IDS 290-4 Reading for Pleasure

Instructors

Cynthia Blakeley (ILA) and Kim Loudermilk (ILA)

Teaching Assistants

Katalia Alexander, Jeremy Slater and Ben Thomas

Meeting Time

F 1:00 - 2:15pm ONLINE

This course is open to students enrolled in one of the following courses: AMST/IDS 385W: Advertising in American Culture and IDS 390: Interdisciplinary Research Design. If you are not enrolled in one of these courses but are interested in taking Reading for Pleasure, please contact one of the instructors to inquire about availability. In a typical college schedule filled with mandatory assignments, reading for pleasure, diving into another world simply for the joy of it, can fall by the wayside.

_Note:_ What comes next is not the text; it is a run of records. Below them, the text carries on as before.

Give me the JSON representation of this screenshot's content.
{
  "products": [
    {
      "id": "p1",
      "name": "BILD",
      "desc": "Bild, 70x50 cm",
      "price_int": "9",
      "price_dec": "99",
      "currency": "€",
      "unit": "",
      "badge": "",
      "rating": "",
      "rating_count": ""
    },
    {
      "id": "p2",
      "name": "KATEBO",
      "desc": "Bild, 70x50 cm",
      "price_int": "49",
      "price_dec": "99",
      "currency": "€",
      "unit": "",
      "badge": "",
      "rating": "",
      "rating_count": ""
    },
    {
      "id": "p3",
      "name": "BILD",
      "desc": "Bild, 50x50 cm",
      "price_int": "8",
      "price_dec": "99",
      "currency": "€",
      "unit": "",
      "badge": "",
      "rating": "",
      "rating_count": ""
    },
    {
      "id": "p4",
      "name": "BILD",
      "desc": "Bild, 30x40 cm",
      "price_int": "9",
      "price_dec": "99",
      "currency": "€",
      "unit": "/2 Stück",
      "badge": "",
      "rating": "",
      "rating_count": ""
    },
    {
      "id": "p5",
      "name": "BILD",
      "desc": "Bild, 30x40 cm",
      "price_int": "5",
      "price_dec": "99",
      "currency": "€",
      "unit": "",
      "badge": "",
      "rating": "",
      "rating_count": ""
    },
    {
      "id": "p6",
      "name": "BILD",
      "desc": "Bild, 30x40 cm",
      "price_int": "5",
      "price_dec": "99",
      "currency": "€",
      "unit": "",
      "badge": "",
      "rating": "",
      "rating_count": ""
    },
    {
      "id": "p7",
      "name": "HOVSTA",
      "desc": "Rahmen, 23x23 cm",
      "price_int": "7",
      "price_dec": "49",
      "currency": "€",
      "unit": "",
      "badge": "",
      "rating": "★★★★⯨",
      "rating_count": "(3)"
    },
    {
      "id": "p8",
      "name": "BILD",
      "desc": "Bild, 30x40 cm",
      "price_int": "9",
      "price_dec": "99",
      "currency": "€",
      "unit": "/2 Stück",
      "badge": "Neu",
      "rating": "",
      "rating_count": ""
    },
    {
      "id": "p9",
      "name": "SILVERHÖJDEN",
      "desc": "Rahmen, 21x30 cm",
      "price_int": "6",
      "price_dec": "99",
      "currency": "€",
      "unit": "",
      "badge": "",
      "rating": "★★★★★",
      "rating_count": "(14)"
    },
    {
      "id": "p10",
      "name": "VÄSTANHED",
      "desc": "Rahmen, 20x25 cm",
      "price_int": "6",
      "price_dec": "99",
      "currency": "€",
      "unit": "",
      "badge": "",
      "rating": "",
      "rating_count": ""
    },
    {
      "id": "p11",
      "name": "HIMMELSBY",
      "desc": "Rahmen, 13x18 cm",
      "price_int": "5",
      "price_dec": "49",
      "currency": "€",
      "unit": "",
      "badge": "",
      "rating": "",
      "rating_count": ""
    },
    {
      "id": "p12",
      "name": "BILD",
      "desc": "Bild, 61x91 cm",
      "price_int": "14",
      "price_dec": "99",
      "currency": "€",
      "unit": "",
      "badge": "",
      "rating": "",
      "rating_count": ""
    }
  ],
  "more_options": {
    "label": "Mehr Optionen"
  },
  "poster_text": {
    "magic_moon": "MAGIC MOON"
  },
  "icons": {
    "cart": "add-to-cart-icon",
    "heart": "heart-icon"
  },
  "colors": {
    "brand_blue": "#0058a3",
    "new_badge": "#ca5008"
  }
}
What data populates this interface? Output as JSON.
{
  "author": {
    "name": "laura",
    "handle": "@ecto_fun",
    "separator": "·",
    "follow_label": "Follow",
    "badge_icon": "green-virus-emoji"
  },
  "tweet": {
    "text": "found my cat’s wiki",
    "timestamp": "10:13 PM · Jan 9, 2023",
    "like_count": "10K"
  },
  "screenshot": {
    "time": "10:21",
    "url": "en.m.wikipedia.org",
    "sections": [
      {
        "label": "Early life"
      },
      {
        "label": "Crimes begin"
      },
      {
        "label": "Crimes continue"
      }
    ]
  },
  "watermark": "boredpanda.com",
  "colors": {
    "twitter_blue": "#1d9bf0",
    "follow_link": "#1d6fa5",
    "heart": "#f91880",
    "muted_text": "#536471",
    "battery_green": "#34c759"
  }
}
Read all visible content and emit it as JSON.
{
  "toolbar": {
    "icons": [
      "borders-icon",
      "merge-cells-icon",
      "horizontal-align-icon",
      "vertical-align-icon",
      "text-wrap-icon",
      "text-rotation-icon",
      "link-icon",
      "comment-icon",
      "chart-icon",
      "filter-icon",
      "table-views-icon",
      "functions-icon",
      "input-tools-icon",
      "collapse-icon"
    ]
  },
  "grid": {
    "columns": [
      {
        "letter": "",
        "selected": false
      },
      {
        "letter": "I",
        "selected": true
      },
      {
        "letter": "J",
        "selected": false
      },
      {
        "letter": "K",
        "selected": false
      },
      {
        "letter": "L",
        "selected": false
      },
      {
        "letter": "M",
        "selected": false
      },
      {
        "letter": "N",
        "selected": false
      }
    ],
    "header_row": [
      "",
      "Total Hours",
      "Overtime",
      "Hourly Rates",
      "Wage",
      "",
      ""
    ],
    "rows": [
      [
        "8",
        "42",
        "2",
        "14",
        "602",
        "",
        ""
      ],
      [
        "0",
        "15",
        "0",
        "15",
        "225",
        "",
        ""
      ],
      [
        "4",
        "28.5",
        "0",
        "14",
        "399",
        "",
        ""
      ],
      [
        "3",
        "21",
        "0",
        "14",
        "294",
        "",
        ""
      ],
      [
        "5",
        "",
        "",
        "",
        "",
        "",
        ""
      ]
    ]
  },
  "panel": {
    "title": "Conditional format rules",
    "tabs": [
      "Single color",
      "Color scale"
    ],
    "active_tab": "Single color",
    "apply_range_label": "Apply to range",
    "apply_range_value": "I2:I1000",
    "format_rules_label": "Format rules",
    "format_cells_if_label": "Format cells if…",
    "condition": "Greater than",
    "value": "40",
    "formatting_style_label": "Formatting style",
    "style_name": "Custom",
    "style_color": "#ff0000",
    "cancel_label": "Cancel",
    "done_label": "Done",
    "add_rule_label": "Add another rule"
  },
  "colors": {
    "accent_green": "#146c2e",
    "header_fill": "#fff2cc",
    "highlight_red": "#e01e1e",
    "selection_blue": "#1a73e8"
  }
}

This course will help you to carve out time for literary fiction chosen by your peers Our undergraduate TAs will each suggest potential books for the class to read and will lead a class discussion on the chosen book. Students taking the class will help select the books we read. The first class will be held on February 5, and we will meet for a total of 10 consecutive Fridays over the course of the semester, with the last class held on April 9. Our class format will vary; in addition to the three sessions devoted to group discussion of the books we're reading, we'll have two sessions in which students and faculty briefly present favorite books, while another three will potentially entail more creative endeavors, such an online novel or poetry reading, or the screening of a film adaptation. Students will also attend one or two asynchronous literary events.

IDS 290-6 Race, Place, and Space: Sci-Fi and Social Inequities

Instructors

Marjorie Pak (Linguistics) and Dehanza Rogers (Film & Media Studies)

Teaching Assistants

Calen MacDonald and Shreya Pabbaraju

Meeting Time

W 1:00 - 2:15pm ONLINE

Throughout this course we will examine the concerns of gender, race, sexual orientation, and class that have long lain in the subtext of science fiction. We speculate that sci-fis have always underscored inequities in gender, race, sexual orientations, and class, although more recent work is attempting to subvert these tropes. This sidecar will work on investigating social inequities in sci-fi, and how they can help us process different identity conflicts. Together, we will examine the lore behind sci-fi and fantasy works from Frankenstein , Alas Babylon , Hunger Games , Star Trek , the Marvel superhero franchise, and others to see how they challenge or cement the social hierarchies at play. We will examine sci-fi and fantasy works as a metaphor for global disaster and images of heroism, solidarity, and grief. Students will employ intertextual and intercultural analyses to critically think about how the reflexive tendencies of media can hinder or help the fight for social justice, and will be asked to critically consider the media they consume.